---------- Given entries

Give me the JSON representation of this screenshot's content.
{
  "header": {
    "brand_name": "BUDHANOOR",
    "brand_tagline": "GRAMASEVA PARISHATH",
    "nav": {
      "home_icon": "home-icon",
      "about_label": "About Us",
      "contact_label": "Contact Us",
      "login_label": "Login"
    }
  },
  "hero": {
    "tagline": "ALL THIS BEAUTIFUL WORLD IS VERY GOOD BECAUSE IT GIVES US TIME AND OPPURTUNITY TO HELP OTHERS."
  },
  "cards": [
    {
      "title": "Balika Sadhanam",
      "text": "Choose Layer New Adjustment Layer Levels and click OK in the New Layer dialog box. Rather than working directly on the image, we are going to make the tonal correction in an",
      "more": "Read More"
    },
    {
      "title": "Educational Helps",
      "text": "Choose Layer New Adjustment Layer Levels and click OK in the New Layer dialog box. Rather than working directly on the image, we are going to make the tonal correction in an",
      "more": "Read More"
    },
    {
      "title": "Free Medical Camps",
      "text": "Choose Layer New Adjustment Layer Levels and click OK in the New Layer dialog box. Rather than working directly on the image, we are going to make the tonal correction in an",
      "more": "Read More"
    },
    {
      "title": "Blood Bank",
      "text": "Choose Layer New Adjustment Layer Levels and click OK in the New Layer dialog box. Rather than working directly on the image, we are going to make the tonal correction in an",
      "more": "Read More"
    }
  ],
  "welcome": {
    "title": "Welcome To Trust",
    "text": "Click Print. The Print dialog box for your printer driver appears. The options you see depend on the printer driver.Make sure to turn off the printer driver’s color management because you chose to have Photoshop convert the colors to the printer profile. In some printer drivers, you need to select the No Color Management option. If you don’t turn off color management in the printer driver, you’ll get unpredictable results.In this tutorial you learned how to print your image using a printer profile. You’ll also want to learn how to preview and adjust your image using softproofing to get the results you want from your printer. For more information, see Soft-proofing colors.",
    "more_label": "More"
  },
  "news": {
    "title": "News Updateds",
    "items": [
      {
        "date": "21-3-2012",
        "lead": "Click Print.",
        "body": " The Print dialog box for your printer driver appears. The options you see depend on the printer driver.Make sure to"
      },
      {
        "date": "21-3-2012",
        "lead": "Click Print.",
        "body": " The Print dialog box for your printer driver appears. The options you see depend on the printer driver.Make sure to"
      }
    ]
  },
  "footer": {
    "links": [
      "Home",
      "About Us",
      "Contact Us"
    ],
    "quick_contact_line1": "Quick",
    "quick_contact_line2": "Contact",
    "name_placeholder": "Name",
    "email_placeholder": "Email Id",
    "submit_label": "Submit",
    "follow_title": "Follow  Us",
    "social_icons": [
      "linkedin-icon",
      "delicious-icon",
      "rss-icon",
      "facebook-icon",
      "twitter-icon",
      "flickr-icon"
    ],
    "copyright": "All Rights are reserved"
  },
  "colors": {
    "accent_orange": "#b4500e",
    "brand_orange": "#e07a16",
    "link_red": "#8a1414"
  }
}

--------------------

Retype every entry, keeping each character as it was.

Give me the JSON representation of this screenshot's content.
{
  "header": {
    "brand_name": "BUDHANOOR",
    "brand_tagline": "GRAMASEVA PARISHATH",
    "nav": {
      "home_icon": "home-icon",
      "about_label": "About Us",
      "contact_label": "Contact Us",
      "login_label": "Login"
    }
  },
  "hero": {
    "tagline": "ALL THIS BEAUTIFUL WORLD IS VERY GOOD BECAUSE IT GIVES US TIME AND OPPURTUNITY TO HELP OTHERS."
  },
  "cards": [
    {
      "title": "Balika Sadhanam",
      "text": "Choose Layer New Adjustment Layer Levels and click OK in the New Layer dialog box. Rather than working directly on the image, we are going to make the tonal correction in an",
      "more": "Read More"
    },
    {
      "title": "Educational Helps",
      "text": "Choose Layer New Adjustment Layer Levels and click OK in the New Layer dialog box. Rather than working directly on the image, we are going to make the tonal correction in an",
      "more": "Read More"
    },
    {
      "title": "Free Medical Camps",
      "text": "Choose Layer New Adjustment Layer Levels and click OK in the New Layer dialog box. Rather than working directly on the image, we are going to make the tonal correction in an",
      "more": "Read More"
    },
    {
      "title": "Blood Bank",
      "text": "Choose Layer New Adjustment Layer Levels and click OK in the New Layer dialog box. Rather than working directly on the image, we are going to make the tonal correction in an",
      "more": "Read More"
    }
  ],
  "welcome": {
    "title": "Welcome To Trust",
    "text": "Click Print. The Print dialog box for your printer driver appears. The options you see depend on the printer driver.Make sure to turn off the printer driver’s color management because you chose to have Photoshop convert the colors to the printer profile. In some printer drivers, you need to select the No Color Management option. If you don’t turn off color management in the printer driver, you’ll get unpredictable results.In this tutorial you learned how to print your image using a printer profile. You’ll also want to learn how to preview and adjust your image using softproofing to get the results you want from your printer. For more information, see Soft-proofing colors.",
    "more_label": "More"
  },
  "news": {
    "title": "News Updateds",
    "items": [
      {
        "date": "21-3-2012",
        "lead": "Click Print.",
        "body": " The Print dialog box for your printer driver appears. The options you see depend on the printer driver.Make sure to"
      },
      {
        "date": "21-3-2012",
        "lead": "Click Print.",
        "body": " The Print dialog box for your printer driver appears. The options you see depend on the printer driver.Make sure to"
      }
    ]
  },
  "footer": {
    "links": [
      "Home",
      "About Us",
      "Contact Us"
    ],
    "quick_contact_line1": "Quick",
    "quick_contact_line2": "Contact",
    "name_placeholder": "Name",
    "email_placeholder": "Email Id",
    "submit_label": "Submit",
    "follow_title": "Follow  Us",
    "social_icons": [
      "linkedin-icon",
      "delicious-icon",
      "rss-icon",
      "facebook-icon",
      "twitter-icon",
      "flickr-icon"
    ],
    "copyright": "All Rights are reserved"
  },
  "colors": {
    "accent_orange": "#b4500e",
    "brand_orange": "#e07a16",
    "link_red": "#8a1414"
  }
}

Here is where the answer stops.